**TASK DIRECTIONS:** For every record beneath this instruction, give an exact repetition, omitting images.

**DATASET EXTRACT:**
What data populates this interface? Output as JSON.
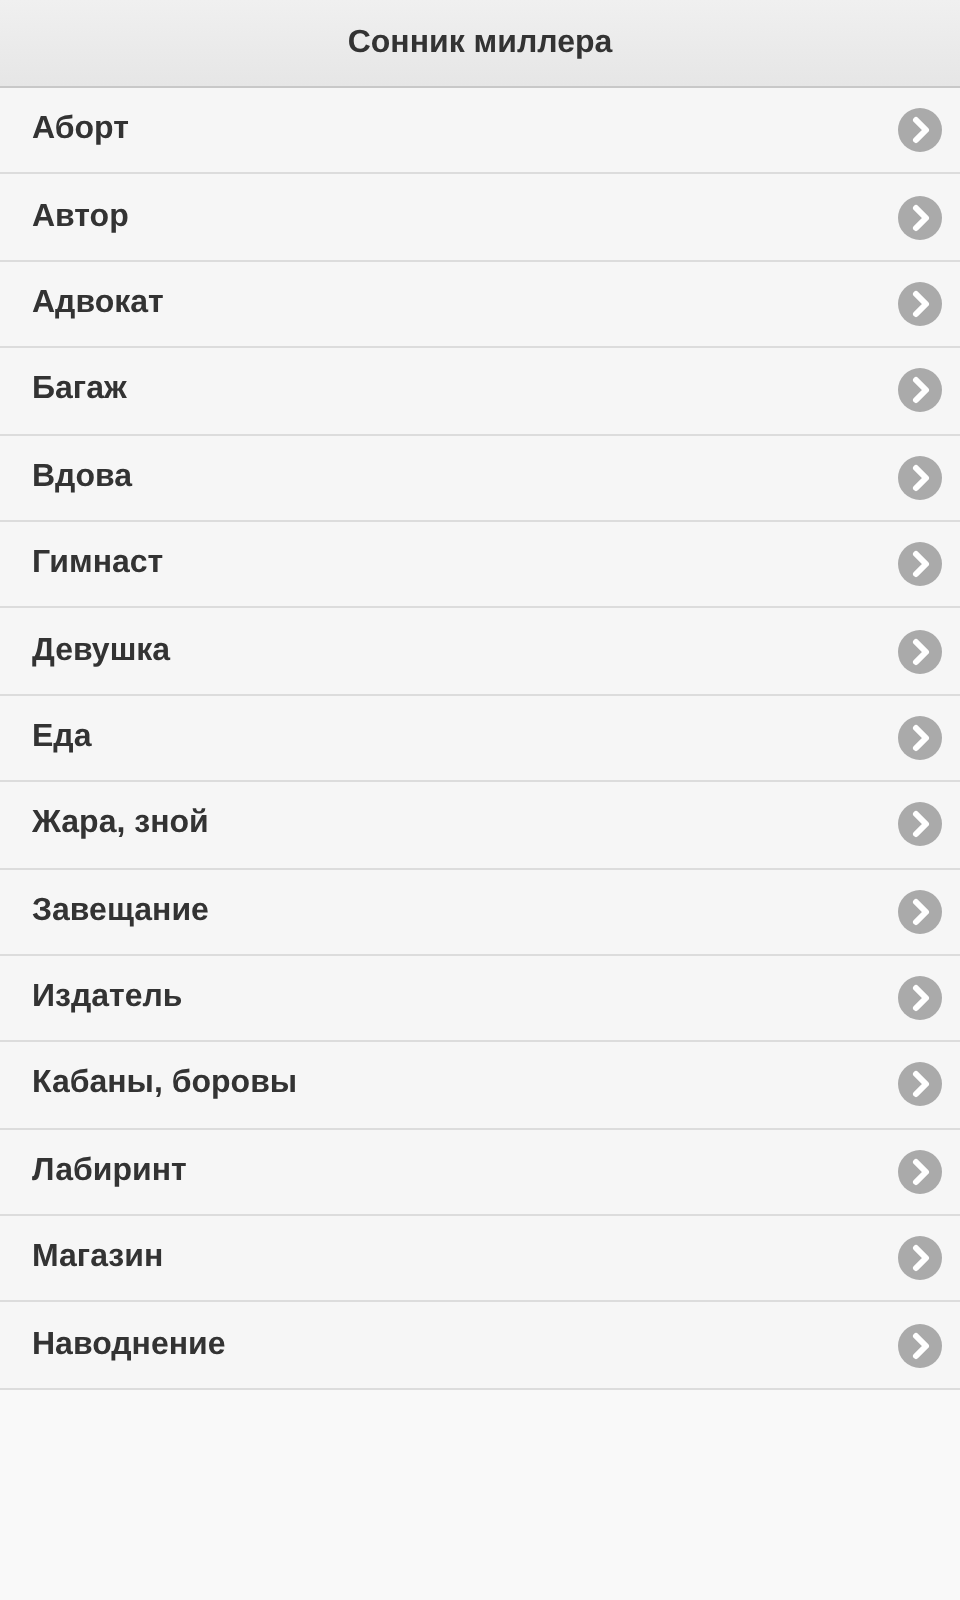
{
  "header": {
    "title": "Сонник миллера"
  },
  "items": [
    {
      "label": "Аборт"
    },
    {
      "label": "Автор"
    },
    {
      "label": "Адвокат"
    },
    {
      "label": "Багаж"
    },
    {
      "label": "Вдова"
    },
    {
      "label": "Гимнаст"
    },
    {
      "label": "Девушка"
    },
    {
      "label": "Еда"
    },
    {
      "label": "Жара, зной"
    },
    {
      "label": "Завещание"
    },
    {
      "label": "Издатель"
    },
    {
      "label": "Кабаны, боровы"
    },
    {
      "label": "Лабиринт"
    },
    {
      "label": "Магазин"
    },
    {
      "label": "Наводнение"
    }
  ]
}
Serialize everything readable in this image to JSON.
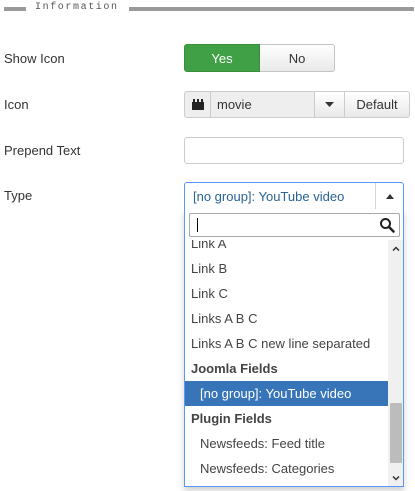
{
  "section": {
    "title": "Information"
  },
  "fields": {
    "show_icon": {
      "label": "Show Icon",
      "yes_label": "Yes",
      "no_label": "No",
      "selected": "Yes"
    },
    "icon": {
      "label": "Icon",
      "value": "movie",
      "default_label": "Default",
      "icon_name": "film-icon"
    },
    "prepend_text": {
      "label": "Prepend Text",
      "value": ""
    },
    "type": {
      "label": "Type",
      "selected": "[no group]: YouTube video",
      "search_value": "",
      "results": [
        {
          "kind": "option",
          "text": "Link A"
        },
        {
          "kind": "option",
          "text": "Link B"
        },
        {
          "kind": "option",
          "text": "Link C"
        },
        {
          "kind": "option",
          "text": "Links A B C"
        },
        {
          "kind": "option",
          "text": "Links A B C new line separated"
        },
        {
          "kind": "group",
          "text": "Joomla Fields"
        },
        {
          "kind": "suboption",
          "text": "[no group]: YouTube video",
          "highlighted": true
        },
        {
          "kind": "group",
          "text": "Plugin Fields"
        },
        {
          "kind": "suboption",
          "text": "Newsfeeds: Feed title"
        },
        {
          "kind": "suboption",
          "text": "Newsfeeds: Categories"
        }
      ]
    }
  },
  "colors": {
    "yes_active": "#3fa045",
    "highlight": "#3875b8",
    "chosen_border": "#5897fb",
    "selected_text": "#2a6496"
  }
}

**ANSWER BOX:**
What data populates this interface? Output as JSON.
{
  "header": {
    "title": "Сонник миллера"
  },
  "items": [
    {
      "label": "Аборт"
    },
    {
      "label": "Автор"
    },
    {
      "label": "Адвокат"
    },
    {
      "label": "Багаж"
    },
    {
      "label": "Вдова"
    },
    {
      "label": "Гимнаст"
    },
    {
      "label": "Девушка"
    },
    {
      "label": "Еда"
    },
    {
      "label": "Жара, зной"
    },
    {
      "label": "Завещание"
    },
    {
      "label": "Издатель"
    },
    {
      "label": "Кабаны, боровы"
    },
    {
      "label": "Лабиринт"
    },
    {
      "label": "Магазин"
    },
    {
      "label": "Наводнение"
    }
  ]
}
Serialize everything readable in this image to JSON.
{
  "section": {
    "title": "Information"
  },
  "fields": {
    "show_icon": {
      "label": "Show Icon",
      "yes_label": "Yes",
      "no_label": "No",
      "selected": "Yes"
    },
    "icon": {
      "label": "Icon",
      "value": "movie",
      "default_label": "Default",
      "icon_name": "film-icon"
    },
    "prepend_text": {
      "label": "Prepend Text",
      "value": ""
    },
    "type": {
      "label": "Type",
      "selected": "[no group]: YouTube video",
      "search_value": "",
      "results": [
        {
          "kind": "option",
          "text": "Link A"
        },
        {
          "kind": "option",
          "text": "Link B"
        },
        {
          "kind": "option",
          "text": "Link C"
        },
        {
          "kind": "option",
          "text": "Links A B C"
        },
        {
          "kind": "option",
          "text": "Links A B C new line separated"
        },
        {
          "kind": "group",
          "text": "Joomla Fields"
        },
        {
          "kind": "suboption",
          "text": "[no group]: YouTube video",
          "highlighted": true
        },
        {
          "kind": "group",
          "text": "Plugin Fields"
        },
        {
          "kind": "suboption",
          "text": "Newsfeeds: Feed title"
        },
        {
          "kind": "suboption",
          "text": "Newsfeeds: Categories"
        }
      ]
    }
  },
  "colors": {
    "yes_active": "#3fa045",
    "highlight": "#3875b8",
    "chosen_border": "#5897fb",
    "selected_text": "#2a6496"
  }
}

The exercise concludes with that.